On December 3, the anniversary of the 1984 Bhopal disaster, people around the world commemorated "No Pesticide Use Day" with somber remembrances and grassroots campaigns. Thirty-two years ago, more than 2,000 people were killed by a deadly gas leak from a pesticide plant in India.
From production accidents to pesticide drift near schools to contaminated water and soil, these agricultural chemicals continue to impact millions of lives around the world. And still, industry keeps the pesticide treadmill spinning faster.
Can we imagine a day, a year or a world without using hazardous chemicals to grow our food? I can. And we must.
Lessons in history
It may be hard to picture how priorities like healthy rural communities, food safety and fair working conditions for farmworkers can possibly move forward in the U.S. under a new presidential administration that seems so hostile to our values. Scott Pruitt, the Oklahoma Attorney General who has been tapped to lead the Environmental Protection Agency (EPA), has made a name for himself nationally by fighting the agency, and describes himself as "a leading advocate against the EPA's activist agenda." And given Pruitt's close ties to the agribusiness and fossil fuels industries, key federal posts may be occupied by men and women who will be guided by the corporate interests they are tasked with regulating — a classic scenario of the fox guarding the hen house.

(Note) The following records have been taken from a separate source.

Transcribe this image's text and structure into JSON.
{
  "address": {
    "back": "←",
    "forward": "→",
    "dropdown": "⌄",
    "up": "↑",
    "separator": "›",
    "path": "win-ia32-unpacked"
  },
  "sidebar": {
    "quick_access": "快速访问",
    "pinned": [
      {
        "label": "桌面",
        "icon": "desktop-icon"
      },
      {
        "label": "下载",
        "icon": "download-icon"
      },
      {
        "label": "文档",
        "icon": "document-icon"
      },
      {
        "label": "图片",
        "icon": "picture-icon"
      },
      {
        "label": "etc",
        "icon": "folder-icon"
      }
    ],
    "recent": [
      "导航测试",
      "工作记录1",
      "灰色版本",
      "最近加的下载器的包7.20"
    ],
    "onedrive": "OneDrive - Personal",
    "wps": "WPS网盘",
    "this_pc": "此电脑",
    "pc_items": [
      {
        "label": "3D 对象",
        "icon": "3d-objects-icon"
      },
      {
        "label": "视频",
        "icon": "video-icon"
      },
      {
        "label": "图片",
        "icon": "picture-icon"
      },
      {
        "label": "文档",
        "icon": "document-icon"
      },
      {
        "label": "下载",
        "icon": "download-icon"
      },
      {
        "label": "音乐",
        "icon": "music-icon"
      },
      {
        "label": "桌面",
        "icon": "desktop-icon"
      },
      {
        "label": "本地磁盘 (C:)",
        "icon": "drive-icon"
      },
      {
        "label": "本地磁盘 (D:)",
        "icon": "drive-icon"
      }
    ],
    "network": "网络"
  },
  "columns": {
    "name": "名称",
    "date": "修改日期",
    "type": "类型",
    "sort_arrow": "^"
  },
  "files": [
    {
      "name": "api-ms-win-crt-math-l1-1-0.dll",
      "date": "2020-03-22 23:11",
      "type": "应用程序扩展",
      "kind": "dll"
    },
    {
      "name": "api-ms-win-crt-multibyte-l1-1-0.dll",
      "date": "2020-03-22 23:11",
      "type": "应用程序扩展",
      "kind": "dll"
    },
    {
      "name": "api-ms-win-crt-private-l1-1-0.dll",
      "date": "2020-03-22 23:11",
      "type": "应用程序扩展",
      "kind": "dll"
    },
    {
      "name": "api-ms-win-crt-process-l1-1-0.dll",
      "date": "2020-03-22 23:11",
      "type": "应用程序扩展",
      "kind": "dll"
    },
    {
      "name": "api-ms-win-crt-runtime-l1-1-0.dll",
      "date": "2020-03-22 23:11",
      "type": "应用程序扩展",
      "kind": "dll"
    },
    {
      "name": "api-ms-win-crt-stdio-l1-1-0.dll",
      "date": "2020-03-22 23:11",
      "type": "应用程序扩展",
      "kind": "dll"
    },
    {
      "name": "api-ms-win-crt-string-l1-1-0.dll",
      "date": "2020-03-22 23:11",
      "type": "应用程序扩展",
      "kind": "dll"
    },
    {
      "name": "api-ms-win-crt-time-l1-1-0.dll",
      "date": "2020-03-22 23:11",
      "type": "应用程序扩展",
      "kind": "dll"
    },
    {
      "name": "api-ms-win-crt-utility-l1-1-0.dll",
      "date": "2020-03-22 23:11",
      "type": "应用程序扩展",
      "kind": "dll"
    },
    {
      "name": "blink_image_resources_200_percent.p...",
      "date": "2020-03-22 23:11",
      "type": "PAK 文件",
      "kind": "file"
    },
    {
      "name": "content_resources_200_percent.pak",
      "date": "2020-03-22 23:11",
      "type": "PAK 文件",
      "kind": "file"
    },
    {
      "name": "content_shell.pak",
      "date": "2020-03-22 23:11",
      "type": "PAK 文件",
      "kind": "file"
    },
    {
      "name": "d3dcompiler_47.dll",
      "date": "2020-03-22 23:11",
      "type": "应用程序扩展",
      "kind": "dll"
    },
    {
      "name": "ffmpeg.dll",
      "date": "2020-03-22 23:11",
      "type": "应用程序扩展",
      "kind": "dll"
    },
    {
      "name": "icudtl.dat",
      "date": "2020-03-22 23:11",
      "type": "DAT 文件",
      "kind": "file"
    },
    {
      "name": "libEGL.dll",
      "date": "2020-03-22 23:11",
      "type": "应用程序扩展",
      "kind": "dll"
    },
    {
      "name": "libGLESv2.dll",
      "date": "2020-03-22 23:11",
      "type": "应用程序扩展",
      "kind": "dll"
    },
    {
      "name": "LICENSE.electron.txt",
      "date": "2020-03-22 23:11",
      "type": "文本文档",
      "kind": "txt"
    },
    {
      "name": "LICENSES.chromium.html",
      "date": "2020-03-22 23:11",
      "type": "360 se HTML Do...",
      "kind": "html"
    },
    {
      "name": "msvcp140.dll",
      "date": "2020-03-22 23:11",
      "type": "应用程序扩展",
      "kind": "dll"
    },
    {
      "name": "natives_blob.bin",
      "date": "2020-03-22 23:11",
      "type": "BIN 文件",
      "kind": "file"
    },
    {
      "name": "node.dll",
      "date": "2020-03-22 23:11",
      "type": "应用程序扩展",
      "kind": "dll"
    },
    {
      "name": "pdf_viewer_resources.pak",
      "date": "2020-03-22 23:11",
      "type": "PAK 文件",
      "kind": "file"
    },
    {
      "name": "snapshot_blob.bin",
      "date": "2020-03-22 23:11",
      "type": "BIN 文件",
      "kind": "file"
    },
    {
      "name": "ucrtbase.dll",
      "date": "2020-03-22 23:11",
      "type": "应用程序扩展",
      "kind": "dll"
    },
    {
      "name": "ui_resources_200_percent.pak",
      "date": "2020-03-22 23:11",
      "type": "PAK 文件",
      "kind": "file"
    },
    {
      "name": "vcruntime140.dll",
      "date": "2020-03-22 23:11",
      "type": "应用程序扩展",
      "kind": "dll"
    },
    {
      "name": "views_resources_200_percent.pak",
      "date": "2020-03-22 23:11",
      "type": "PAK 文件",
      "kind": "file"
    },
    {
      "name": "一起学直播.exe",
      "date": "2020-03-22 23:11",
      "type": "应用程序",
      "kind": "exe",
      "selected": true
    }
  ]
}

Still, we have seen dark days before. When Pesticide Action Network International was founded in the 1980s, we aimed to nurture and leverage people power — often on the community or state level — and build momentum for federal change. Despite flagrant imbalances of power, with many foxes guarding many hen houses, we kept our eyes on the prize, believing that another world is indeed possible.
Today, people are continuing to stand up for the future of food and farming, speaking out against harmful pesticide use in Hawaii, Iowa, California and beyond even when it draws the ire of corporate bullies like Monsanto and Dow. And internationally, often under daunting, even dangerous circumstances, grassroots groups in our global network are creatively and courageously drawing attention to the harms of chemical-intensive industrial farming in their countries.
“It has become clear that the problems we have today with children’s lives being continuously wrecked by pesticides are because of institutional failures to acknowledge that pesticides are not necessary,” charged our sister organization PAN Asia & the Pacific on No Pesticides Use Day. Amen.
A better world
Our vision of a better world for our children and for future generations is a powerfully motivating factor — and we've made important progress on many continents in recent years. But there is clearly more work to do.
For our children, we need to push back against corporate control over scientific and agricultural policies at every level — including in our state legislatures and in academic research on college campuses. For our children, we need to advocate for buffer zones to protect them from pesticide drift in agricultural areas. For our children, we need to provide farmers the tools and support to step off the pesticide treadmill.
If we can imagine a world for our children without hazardous pesticides, we must begin now to invest in non-chemical alternatives to provide more and more of the food we’ll need for coming generations. As the saying goes, “The best time to plant a tree was 20 years ago; the second best time is now.”